In brief, on the condition imposed by the Commission (and by the San Francisco Bay Regional Water Quality Control Board) requiring the Corps to reduce hydraulic dredging to protect endangered fish species and water quality, the Court found that the Commission could not show that the Corps has any obligation to dredge both the Richmond Outer and Pinole Shoal Channels on an annual basis.  On the condition imposed by the Commission requiring the Corps to beneficially reuse a minimum of 40% of the dredged sediment and reduce in-Bay disposal, the Court found that that the “generalized policy statements” in the Bay Plan dredging policies did not “embody requirements that may be enforced against the Corps.” 

The Court’s order then directed the parties to submit a statement reflecting their respective understandings as to whether any issues remain for disposition. The parties filed their “Joint Statement Regarding Remaining Issues to Be Decided in the Case” on December 8, 2019.  Among other issues the Commission and Baykeeper believe remain to be decided is the threshold question of whether the Corps’ interpretation of its Federal Standard regulation violates provisions of the: (1) Clean Water Act that require the Corps to comply with State water quality standards; and, (2) Coastal Zone Management Act and its regulations that require the Corps to fully implement State CZMA conditions, including seeking additional funding if necessary, unless the Corps is legally prohibited from doing so.  In contrast, the Corps’ position is that no issues remain undecided.

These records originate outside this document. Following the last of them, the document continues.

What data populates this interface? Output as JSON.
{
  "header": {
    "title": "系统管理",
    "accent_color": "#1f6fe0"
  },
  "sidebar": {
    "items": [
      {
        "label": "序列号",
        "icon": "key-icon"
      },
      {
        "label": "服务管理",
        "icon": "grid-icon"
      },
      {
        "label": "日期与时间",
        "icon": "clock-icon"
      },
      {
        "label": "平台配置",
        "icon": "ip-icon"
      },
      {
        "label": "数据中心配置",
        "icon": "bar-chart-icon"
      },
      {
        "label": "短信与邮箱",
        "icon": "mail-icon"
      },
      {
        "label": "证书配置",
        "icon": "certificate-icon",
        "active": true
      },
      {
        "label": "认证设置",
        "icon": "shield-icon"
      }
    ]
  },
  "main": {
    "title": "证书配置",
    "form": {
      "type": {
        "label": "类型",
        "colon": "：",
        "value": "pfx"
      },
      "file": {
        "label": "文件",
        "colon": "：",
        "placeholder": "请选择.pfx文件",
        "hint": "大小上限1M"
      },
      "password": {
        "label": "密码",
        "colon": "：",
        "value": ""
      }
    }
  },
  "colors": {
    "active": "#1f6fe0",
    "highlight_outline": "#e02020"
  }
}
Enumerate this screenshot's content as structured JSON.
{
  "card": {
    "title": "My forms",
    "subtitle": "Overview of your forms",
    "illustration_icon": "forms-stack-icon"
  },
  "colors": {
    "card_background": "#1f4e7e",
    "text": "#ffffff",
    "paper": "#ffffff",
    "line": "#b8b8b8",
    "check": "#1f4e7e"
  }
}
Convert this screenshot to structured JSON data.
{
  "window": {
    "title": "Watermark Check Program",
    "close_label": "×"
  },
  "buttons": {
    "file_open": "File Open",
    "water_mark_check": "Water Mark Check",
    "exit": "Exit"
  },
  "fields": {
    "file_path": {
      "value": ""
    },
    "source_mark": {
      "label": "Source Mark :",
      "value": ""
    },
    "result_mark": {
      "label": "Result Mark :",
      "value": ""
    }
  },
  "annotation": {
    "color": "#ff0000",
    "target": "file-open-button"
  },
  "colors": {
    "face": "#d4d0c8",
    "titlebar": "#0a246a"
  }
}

The Commission anticipates that the Court will respond to the parties’ joint statement regarding remaining issues to be decided, possibly by issuing a supplemental order, prior to entry of final judgment in the District Court. 

San Francisco Bay Conservation and Development Commission v. United States Army Corps of Engineers, N.D. Cal. Case No. 3:16-cv-05420-RS.